This week on Opinio Juris, we kicked off our inaugural Emerging Voices symposium with a post by Christopher Warren on the disciplinary fragmentation between law and other areas of the humanities. Fragmentation between different investment regimes prompted Maninder Malli to argue for minilateral approaches in international investment law as a middle ground between atomized BITs and unattainable multilateral initiatives. In his post, Scott Robinson proposed an “Ottawa Process” to achieve an LGBTQ Treaty. Also on human rights, Ruvi Ziegler argued that the European Court of Human Rights has misapplied the ‘margin of appreciation’-doctrine in its decision on expats’ voting eligibility. Otto Spijkers and Arron Honniball rounded up the first week of the symposium with a post on global public participation in the development of the Sustainable Development Goals.

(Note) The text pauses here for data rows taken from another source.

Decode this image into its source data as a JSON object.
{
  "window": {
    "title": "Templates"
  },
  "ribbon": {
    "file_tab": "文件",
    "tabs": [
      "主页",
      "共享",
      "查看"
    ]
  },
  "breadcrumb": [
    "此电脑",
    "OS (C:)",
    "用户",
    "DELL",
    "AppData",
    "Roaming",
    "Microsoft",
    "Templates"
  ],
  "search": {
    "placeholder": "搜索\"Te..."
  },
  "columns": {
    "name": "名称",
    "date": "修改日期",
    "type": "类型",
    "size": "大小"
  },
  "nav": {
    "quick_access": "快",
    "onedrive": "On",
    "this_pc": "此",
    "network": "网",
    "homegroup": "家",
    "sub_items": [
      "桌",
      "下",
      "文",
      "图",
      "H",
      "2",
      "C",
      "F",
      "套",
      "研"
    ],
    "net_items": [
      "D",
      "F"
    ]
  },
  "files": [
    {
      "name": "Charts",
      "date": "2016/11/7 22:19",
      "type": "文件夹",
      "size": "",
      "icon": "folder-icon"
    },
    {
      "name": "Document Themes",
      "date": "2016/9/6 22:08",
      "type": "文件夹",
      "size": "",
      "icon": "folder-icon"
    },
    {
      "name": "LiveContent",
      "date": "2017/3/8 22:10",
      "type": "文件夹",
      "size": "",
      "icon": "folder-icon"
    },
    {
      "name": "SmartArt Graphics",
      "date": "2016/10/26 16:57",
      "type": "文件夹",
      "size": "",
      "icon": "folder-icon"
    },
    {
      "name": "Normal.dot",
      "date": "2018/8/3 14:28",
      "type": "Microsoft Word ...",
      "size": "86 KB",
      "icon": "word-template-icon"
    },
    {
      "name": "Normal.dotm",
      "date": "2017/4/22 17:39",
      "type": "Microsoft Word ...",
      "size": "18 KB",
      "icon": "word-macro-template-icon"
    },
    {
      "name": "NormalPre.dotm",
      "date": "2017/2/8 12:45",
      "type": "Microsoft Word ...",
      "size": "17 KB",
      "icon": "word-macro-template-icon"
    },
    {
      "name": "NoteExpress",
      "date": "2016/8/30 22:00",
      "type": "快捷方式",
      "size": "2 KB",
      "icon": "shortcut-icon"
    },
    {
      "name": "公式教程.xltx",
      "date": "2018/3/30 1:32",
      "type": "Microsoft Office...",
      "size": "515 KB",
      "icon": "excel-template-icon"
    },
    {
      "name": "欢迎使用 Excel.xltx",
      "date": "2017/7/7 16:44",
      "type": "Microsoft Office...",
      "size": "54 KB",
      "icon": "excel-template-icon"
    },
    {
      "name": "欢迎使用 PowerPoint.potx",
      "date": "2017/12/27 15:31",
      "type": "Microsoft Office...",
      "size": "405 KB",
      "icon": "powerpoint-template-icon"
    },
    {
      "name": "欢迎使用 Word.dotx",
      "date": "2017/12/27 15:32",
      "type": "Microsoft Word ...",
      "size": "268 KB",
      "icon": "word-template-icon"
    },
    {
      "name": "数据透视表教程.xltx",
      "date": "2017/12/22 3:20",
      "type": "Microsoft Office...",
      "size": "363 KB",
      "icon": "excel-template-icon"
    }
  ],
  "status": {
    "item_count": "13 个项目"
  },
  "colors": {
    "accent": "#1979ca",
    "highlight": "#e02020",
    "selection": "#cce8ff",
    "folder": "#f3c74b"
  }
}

In our regular posts, Chris wrote on the overlapping interests around Okinawan independence and Duncan posted a link to the 2012 edition of the U.S. Department of State’s Digest of U.S. practice in international law. Immunity was the topic of two posts, one by Duncan on the costs of diplomatic immunity for host states, and one by Kristen with an update on the UN’s response to the complaint by Haiti Cholera victimsKevin marvelled again at the broad jurisdiction of the ICC, at least in Crossing Lines. He was also critical about an op-ed by Ken Roth on the specific direction requirement, which he said conflated different modes of participation.

Our bloggers have also been busy outside the blog: you can read more about Ken’s views on the UN in David Bosco’s interview with him and Brett Schaefer, and about Chris’ work in a report he co-authored on Managing Intractable Conflicts: Lessons from Moldova and Cyprus.

As always, Jessica provided weekday news wraps and we had our weekly listing of events and announcements Deborah also announced an event by the ICRC and the ASIL’s Lieber Society on 150 years of War Regulation.

Many thanks to our Emerging Voices participants, and have a nice weekend!